◆ THE INPUT ◆
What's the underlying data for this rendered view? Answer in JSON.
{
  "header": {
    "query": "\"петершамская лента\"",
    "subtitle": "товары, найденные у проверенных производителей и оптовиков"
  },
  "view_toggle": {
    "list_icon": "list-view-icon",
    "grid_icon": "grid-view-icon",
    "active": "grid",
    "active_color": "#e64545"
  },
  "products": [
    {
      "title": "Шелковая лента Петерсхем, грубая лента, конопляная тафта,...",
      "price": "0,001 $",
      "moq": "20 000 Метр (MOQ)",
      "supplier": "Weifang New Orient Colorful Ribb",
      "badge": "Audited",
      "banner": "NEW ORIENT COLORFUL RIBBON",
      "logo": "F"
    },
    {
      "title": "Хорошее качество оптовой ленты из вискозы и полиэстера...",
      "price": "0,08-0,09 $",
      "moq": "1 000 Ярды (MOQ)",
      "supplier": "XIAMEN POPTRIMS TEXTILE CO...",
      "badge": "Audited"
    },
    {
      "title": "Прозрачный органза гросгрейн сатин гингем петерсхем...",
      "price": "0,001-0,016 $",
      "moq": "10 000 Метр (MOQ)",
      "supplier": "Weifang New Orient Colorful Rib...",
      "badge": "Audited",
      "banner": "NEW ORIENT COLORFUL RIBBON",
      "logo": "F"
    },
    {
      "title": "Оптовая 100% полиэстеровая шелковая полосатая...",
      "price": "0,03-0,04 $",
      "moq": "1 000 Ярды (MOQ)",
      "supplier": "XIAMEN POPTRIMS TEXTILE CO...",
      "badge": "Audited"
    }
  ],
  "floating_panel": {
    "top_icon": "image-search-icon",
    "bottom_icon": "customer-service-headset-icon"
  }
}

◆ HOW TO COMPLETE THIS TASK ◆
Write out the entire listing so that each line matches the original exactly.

◆ OUTPUT BELOW ◆
What's the underlying data for this rendered view? Answer in JSON.
{
  "header": {
    "query": "\"петершамская лента\"",
    "subtitle": "товары, найденные у проверенных производителей и оптовиков"
  },
  "view_toggle": {
    "list_icon": "list-view-icon",
    "grid_icon": "grid-view-icon",
    "active": "grid",
    "active_color": "#e64545"
  },
  "products": [
    {
      "title": "Шелковая лента Петерсхем, грубая лента, конопляная тафта,...",
      "price": "0,001 $",
      "moq": "20 000 Метр (MOQ)",
      "supplier": "Weifang New Orient Colorful Ribb",
      "badge": "Audited",
      "banner": "NEW ORIENT COLORFUL RIBBON",
      "logo": "F"
    },
    {
      "title": "Хорошее качество оптовой ленты из вискозы и полиэстера...",
      "price": "0,08-0,09 $",
      "moq": "1 000 Ярды (MOQ)",
      "supplier": "XIAMEN POPTRIMS TEXTILE CO...",
      "badge": "Audited"
    },
    {
      "title": "Прозрачный органза гросгрейн сатин гингем петерсхем...",
      "price": "0,001-0,016 $",
      "moq": "10 000 Метр (MOQ)",
      "supplier": "Weifang New Orient Colorful Rib...",
      "badge": "Audited",
      "banner": "NEW ORIENT COLORFUL RIBBON",
      "logo": "F"
    },
    {
      "title": "Оптовая 100% полиэстеровая шелковая полосатая...",
      "price": "0,03-0,04 $",
      "moq": "1 000 Ярды (MOQ)",
      "supplier": "XIAMEN POPTRIMS TEXTILE CO...",
      "badge": "Audited"
    }
  ],
  "floating_panel": {
    "top_icon": "image-search-icon",
    "bottom_icon": "customer-service-headset-icon"
  }
}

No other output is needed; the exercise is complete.